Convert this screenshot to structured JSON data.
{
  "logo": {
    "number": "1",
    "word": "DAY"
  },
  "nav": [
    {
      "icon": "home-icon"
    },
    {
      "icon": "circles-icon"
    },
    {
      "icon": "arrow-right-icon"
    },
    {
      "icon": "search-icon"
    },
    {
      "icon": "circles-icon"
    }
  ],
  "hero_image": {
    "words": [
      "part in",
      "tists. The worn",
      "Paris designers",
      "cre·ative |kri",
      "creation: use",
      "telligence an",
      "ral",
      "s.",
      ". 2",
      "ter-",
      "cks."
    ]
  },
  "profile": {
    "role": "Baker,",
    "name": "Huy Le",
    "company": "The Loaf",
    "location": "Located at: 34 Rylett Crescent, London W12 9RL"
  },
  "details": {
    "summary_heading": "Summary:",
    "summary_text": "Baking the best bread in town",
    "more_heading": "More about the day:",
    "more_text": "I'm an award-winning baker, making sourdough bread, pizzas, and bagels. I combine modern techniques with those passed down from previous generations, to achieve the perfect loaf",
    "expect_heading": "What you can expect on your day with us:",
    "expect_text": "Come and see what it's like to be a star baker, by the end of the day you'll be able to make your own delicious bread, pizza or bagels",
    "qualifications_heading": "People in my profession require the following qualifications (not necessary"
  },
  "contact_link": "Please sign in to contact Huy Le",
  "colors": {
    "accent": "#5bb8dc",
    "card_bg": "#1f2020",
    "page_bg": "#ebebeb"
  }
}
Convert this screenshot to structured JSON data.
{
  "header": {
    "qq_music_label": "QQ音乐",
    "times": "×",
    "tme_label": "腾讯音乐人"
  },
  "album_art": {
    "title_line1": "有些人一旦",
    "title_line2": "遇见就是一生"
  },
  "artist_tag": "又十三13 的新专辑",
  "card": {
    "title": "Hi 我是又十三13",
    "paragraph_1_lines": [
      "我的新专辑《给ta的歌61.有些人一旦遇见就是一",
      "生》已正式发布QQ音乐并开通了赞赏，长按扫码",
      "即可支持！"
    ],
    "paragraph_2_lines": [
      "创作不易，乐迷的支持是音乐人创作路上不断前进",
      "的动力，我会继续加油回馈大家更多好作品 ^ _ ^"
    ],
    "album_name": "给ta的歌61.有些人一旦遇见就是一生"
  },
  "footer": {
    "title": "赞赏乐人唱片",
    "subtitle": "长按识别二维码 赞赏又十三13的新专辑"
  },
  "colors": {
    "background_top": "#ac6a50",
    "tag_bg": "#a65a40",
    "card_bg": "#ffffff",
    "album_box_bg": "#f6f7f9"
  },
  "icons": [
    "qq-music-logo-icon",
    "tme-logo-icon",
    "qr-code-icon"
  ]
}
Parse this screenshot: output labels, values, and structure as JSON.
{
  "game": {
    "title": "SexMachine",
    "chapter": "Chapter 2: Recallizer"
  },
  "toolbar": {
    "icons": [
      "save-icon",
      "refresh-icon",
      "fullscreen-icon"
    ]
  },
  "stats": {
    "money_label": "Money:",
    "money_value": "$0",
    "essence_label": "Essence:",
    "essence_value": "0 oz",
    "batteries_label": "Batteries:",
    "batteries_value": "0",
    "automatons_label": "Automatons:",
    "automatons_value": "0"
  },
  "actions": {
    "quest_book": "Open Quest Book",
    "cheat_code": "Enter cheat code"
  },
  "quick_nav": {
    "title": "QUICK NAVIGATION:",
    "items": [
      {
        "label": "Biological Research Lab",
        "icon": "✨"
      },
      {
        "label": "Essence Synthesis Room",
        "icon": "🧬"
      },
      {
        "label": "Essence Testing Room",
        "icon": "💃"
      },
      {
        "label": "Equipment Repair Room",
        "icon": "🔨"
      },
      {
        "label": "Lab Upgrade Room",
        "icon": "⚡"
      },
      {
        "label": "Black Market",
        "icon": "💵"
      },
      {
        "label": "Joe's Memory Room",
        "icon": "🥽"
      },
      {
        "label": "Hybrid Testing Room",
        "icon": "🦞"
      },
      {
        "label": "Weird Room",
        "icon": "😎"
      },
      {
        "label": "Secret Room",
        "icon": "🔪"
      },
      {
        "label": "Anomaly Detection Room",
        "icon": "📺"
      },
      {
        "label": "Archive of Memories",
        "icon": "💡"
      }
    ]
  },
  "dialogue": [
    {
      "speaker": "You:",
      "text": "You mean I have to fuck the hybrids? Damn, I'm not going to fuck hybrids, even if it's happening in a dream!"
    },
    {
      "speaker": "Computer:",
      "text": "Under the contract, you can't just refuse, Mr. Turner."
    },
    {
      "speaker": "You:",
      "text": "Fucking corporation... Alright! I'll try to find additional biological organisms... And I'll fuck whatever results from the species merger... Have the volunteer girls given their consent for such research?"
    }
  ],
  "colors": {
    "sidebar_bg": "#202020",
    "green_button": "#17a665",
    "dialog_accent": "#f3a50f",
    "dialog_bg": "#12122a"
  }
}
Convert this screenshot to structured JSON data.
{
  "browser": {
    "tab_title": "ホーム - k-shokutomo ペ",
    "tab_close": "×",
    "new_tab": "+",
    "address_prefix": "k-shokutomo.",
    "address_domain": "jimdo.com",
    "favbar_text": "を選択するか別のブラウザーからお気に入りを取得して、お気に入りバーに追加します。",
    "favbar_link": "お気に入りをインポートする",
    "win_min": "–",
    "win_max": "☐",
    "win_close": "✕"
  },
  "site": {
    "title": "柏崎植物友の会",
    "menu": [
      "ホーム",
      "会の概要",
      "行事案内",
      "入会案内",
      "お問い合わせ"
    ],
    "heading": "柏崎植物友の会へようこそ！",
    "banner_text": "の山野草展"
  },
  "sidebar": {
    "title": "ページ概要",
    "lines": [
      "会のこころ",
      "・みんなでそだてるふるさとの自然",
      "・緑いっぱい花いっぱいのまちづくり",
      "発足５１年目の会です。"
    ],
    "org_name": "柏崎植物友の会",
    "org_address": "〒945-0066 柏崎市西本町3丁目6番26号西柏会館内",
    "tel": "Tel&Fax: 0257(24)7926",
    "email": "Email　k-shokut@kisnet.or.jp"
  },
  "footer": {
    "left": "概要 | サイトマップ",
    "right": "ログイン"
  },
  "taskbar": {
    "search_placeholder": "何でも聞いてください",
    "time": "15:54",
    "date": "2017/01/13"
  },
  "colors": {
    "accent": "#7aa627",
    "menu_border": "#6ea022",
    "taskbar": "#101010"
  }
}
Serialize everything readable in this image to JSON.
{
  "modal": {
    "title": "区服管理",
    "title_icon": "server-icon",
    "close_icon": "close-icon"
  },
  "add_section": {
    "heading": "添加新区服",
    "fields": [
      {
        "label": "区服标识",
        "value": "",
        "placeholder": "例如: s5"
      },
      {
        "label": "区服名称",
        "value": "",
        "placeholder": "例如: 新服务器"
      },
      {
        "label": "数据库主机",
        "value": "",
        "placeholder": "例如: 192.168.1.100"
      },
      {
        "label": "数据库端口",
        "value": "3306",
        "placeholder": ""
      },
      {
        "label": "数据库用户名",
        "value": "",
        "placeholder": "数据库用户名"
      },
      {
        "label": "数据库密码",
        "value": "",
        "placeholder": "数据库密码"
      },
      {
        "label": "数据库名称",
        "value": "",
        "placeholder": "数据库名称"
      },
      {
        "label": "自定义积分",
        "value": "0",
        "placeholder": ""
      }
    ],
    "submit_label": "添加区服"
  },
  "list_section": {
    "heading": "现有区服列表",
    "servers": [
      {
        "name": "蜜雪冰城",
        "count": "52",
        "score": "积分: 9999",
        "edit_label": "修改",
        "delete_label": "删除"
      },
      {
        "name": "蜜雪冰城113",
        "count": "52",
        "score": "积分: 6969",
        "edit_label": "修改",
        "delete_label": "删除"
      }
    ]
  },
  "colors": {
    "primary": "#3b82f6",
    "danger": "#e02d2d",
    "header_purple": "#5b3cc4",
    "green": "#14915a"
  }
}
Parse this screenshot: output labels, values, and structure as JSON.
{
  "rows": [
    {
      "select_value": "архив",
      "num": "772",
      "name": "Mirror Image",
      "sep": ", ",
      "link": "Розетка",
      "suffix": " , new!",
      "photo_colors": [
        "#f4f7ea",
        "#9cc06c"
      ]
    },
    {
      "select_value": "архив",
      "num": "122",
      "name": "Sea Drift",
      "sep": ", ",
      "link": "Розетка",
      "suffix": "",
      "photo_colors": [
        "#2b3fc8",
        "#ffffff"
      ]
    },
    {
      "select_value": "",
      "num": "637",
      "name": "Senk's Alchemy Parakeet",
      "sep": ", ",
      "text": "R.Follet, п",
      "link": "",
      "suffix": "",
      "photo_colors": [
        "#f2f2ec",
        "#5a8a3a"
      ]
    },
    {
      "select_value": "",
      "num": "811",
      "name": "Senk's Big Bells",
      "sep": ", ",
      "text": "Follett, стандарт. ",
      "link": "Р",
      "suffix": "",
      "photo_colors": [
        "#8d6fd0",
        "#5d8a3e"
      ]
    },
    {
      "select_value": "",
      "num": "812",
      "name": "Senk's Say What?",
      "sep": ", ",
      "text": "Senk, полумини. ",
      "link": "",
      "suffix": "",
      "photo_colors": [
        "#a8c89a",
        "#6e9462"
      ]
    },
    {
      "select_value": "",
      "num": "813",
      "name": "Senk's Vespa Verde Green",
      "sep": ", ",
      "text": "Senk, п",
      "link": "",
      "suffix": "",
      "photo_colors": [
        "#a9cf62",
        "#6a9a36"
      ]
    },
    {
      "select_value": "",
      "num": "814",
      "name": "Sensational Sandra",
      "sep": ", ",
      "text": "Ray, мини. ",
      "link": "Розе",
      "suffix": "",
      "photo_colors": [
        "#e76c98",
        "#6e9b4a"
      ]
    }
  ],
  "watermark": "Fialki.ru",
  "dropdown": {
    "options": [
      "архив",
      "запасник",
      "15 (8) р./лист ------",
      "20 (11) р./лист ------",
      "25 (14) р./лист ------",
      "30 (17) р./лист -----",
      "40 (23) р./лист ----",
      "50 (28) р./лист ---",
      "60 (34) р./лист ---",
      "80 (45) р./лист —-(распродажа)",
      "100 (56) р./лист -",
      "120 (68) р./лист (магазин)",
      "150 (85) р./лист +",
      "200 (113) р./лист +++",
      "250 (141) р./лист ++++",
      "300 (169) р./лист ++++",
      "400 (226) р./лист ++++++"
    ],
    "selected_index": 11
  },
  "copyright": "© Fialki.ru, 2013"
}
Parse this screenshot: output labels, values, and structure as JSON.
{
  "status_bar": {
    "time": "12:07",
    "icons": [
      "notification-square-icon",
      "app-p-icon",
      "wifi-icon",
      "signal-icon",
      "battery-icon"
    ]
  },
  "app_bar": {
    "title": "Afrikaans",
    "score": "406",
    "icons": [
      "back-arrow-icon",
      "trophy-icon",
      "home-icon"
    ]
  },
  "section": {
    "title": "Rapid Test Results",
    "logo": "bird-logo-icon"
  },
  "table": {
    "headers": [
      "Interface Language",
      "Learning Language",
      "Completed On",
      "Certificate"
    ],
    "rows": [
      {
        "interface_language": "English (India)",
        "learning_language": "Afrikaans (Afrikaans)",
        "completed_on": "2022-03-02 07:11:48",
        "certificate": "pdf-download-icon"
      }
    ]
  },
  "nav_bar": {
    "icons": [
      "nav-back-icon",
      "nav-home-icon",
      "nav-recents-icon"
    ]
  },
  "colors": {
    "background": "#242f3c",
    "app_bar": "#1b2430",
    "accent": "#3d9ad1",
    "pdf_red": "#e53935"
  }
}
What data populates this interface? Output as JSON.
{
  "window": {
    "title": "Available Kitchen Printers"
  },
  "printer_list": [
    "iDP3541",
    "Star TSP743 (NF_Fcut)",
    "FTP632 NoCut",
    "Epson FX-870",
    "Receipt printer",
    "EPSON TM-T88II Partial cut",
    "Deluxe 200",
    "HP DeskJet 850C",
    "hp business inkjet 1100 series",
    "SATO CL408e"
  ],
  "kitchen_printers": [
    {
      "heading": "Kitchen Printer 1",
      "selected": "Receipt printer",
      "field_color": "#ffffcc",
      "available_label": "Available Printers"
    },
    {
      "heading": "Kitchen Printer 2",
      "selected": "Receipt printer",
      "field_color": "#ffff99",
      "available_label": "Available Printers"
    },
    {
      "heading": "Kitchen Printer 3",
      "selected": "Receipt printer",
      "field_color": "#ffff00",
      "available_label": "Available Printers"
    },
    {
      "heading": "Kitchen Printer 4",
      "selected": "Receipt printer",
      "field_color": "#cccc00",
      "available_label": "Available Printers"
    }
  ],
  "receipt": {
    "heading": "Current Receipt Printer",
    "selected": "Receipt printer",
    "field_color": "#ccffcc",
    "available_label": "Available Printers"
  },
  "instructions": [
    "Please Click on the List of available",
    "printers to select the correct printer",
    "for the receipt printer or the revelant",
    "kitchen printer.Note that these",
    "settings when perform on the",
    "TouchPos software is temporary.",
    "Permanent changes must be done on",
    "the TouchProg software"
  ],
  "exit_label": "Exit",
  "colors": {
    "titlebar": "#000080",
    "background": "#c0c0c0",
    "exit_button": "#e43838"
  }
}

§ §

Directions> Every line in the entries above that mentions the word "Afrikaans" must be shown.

Worked solution>
    "title": "Afrikaans",
        "learning_language": "Afrikaans (Afrikaans)",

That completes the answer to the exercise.